## WORK TO COMPLETE
Search the records below for the string "Overview", and report each line that contains it.

### DATASET EXCERPTS ###

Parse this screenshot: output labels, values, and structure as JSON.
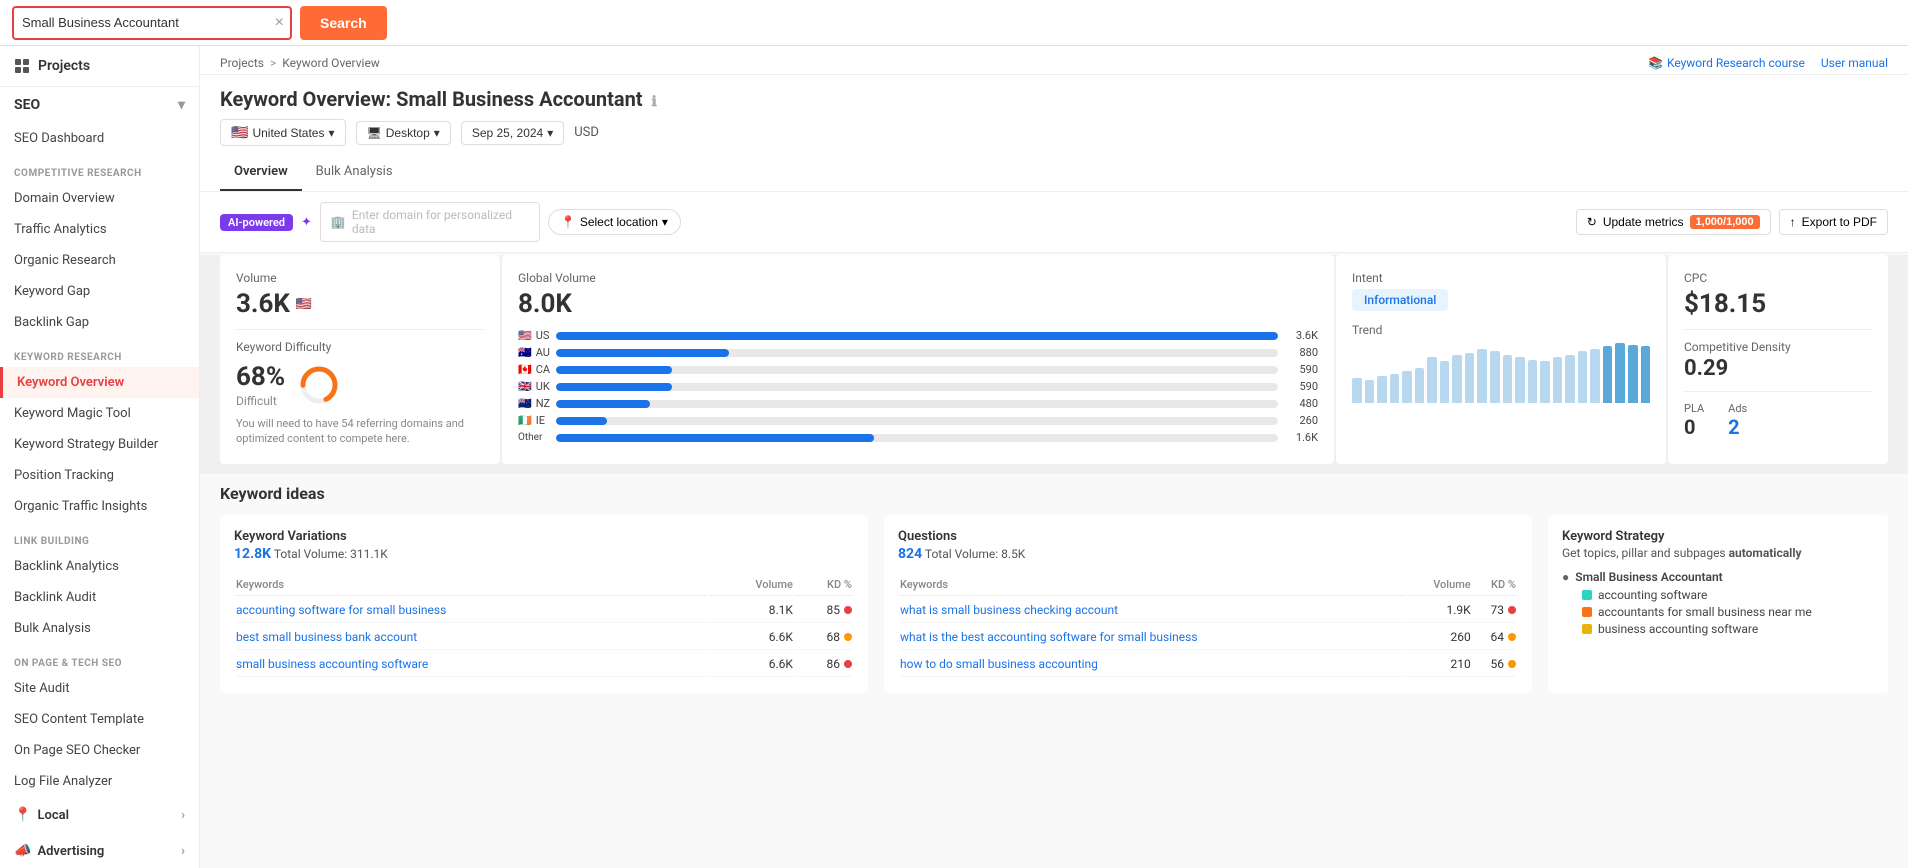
{
  "topbar": {
    "search_value": "Small Business Accountant",
    "search_placeholder": "Small Business Accountant",
    "search_btn": "Search",
    "clear_icon": "×"
  },
  "breadcrumb": {
    "projects": "Projects",
    "separator": ">",
    "current": "Keyword Overview",
    "right_links": [
      {
        "label": "Keyword Research course",
        "icon": "book-icon"
      },
      {
        "label": "User manual",
        "icon": "manual-icon"
      }
    ]
  },
  "page": {
    "title_prefix": "Keyword Overview:",
    "keyword": "Small Business Accountant",
    "filters": {
      "country": "United States",
      "device": "Desktop",
      "date": "Sep 25, 2024",
      "currency": "USD"
    },
    "tabs": [
      {
        "label": "Overview",
        "active": true
      },
      {
        "label": "Bulk Analysis",
        "active": false
      }
    ]
  },
  "controls": {
    "ai_label": "AI-powered",
    "domain_placeholder": "Enter domain for personalized data",
    "location_btn": "Select location",
    "update_btn": "Update metrics",
    "quota": "1,000/1,000",
    "export_btn": "Export to PDF"
  },
  "metrics": {
    "volume": {
      "label": "Volume",
      "value": "3.6K",
      "flag": "🇺🇸"
    },
    "keyword_difficulty": {
      "label": "Keyword Difficulty",
      "value": "68%",
      "difficulty_label": "Difficult",
      "description": "You will need to have 54 referring domains and optimized content to compete here.",
      "percentage": 68
    },
    "global_volume": {
      "label": "Global Volume",
      "value": "8.0K",
      "bars": [
        {
          "country": "US",
          "flag": "🇺🇸",
          "value": 3600,
          "max": 3600,
          "label": "3.6K",
          "fill_pct": 100
        },
        {
          "country": "AU",
          "flag": "🇦🇺",
          "value": 880,
          "max": 3600,
          "label": "880",
          "fill_pct": 24
        },
        {
          "country": "CA",
          "flag": "🇨🇦",
          "value": 590,
          "max": 3600,
          "label": "590",
          "fill_pct": 16
        },
        {
          "country": "UK",
          "flag": "🇬🇧",
          "value": 590,
          "max": 3600,
          "label": "590",
          "fill_pct": 16
        },
        {
          "country": "NZ",
          "flag": "🇳🇿",
          "value": 480,
          "max": 3600,
          "label": "480",
          "fill_pct": 13
        },
        {
          "country": "IE",
          "flag": "🇮🇪",
          "value": 260,
          "max": 3600,
          "label": "260",
          "fill_pct": 7
        },
        {
          "country": "Other",
          "flag": "",
          "value": 1600,
          "max": 3600,
          "label": "1.6K",
          "fill_pct": 44
        }
      ]
    },
    "intent": {
      "label": "Intent",
      "value": "Informational"
    },
    "trend": {
      "label": "Trend",
      "bars": [
        30,
        28,
        32,
        35,
        38,
        42,
        55,
        50,
        58,
        60,
        65,
        62,
        58,
        55,
        52,
        50,
        55,
        58,
        62,
        65,
        68,
        72,
        70,
        68
      ]
    },
    "cpc": {
      "label": "CPC",
      "value": "$18.15"
    },
    "competitive_density": {
      "label": "Competitive Density",
      "value": "0.29"
    },
    "pla": {
      "label": "PLA",
      "value": "0"
    },
    "ads": {
      "label": "Ads",
      "value": "2"
    }
  },
  "keyword_ideas": {
    "title": "Keyword ideas",
    "variations": {
      "title": "Keyword Variations",
      "count": "12.8K",
      "total_volume_label": "Total Volume:",
      "total_volume": "311.1K",
      "cols": [
        "Keywords",
        "Volume",
        "KD %"
      ],
      "rows": [
        {
          "keyword": "accounting software for small business",
          "volume": "8.1K",
          "kd": "85",
          "dot_color": "red"
        },
        {
          "keyword": "best small business bank account",
          "volume": "6.6K",
          "kd": "68",
          "dot_color": "orange"
        },
        {
          "keyword": "small business accounting software",
          "volume": "6.6K",
          "kd": "86",
          "dot_color": "red"
        }
      ]
    },
    "questions": {
      "title": "Questions",
      "count": "824",
      "total_volume_label": "Total Volume:",
      "total_volume": "8.5K",
      "cols": [
        "Keywords",
        "Volume",
        "KD %"
      ],
      "rows": [
        {
          "keyword": "what is small business checking account",
          "volume": "1.9K",
          "kd": "73",
          "dot_color": "red"
        },
        {
          "keyword": "what is the best accounting software for small business",
          "volume": "260",
          "kd": "64",
          "dot_color": "orange"
        },
        {
          "keyword": "how to do small business accounting",
          "volume": "210",
          "kd": "56",
          "dot_color": "orange"
        }
      ]
    },
    "strategy": {
      "title": "Keyword Strategy",
      "description_prefix": "Get topics, pillar and subpages ",
      "description_bold": "automatically",
      "root": "Small Business Accountant",
      "items": [
        {
          "label": "accounting software",
          "color": "dot-teal"
        },
        {
          "label": "accountants for small business near me",
          "color": "dot-orange"
        },
        {
          "label": "business accounting software",
          "color": "dot-yellow"
        }
      ]
    }
  },
  "sidebar": {
    "projects_label": "Projects",
    "seo_label": "SEO",
    "seo_dash": "SEO Dashboard",
    "competitive_research_header": "COMPETITIVE RESEARCH",
    "competitive_items": [
      {
        "label": "Domain Overview"
      },
      {
        "label": "Traffic Analytics"
      },
      {
        "label": "Organic Research"
      },
      {
        "label": "Keyword Gap"
      },
      {
        "label": "Backlink Gap"
      }
    ],
    "keyword_research_header": "KEYWORD RESEARCH",
    "keyword_items": [
      {
        "label": "Keyword Overview",
        "active": true
      },
      {
        "label": "Keyword Magic Tool"
      },
      {
        "label": "Keyword Strategy Builder"
      },
      {
        "label": "Position Tracking"
      },
      {
        "label": "Organic Traffic Insights"
      }
    ],
    "link_building_header": "LINK BUILDING",
    "link_items": [
      {
        "label": "Backlink Analytics"
      },
      {
        "label": "Backlink Audit"
      },
      {
        "label": "Bulk Analysis"
      }
    ],
    "on_page_header": "ON PAGE & TECH SEO",
    "on_page_items": [
      {
        "label": "Site Audit"
      },
      {
        "label": "SEO Content Template"
      },
      {
        "label": "On Page SEO Checker"
      },
      {
        "label": "Log File Analyzer"
      }
    ],
    "local_label": "Local",
    "advertising_label": "Advertising"
  }
}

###

## WRITTEN ANSWER
    "current": "Keyword Overview",
    "title_prefix": "Keyword Overview:",
        "label": "Overview",
        "label": "Domain Overview"
        "label": "Keyword Overview",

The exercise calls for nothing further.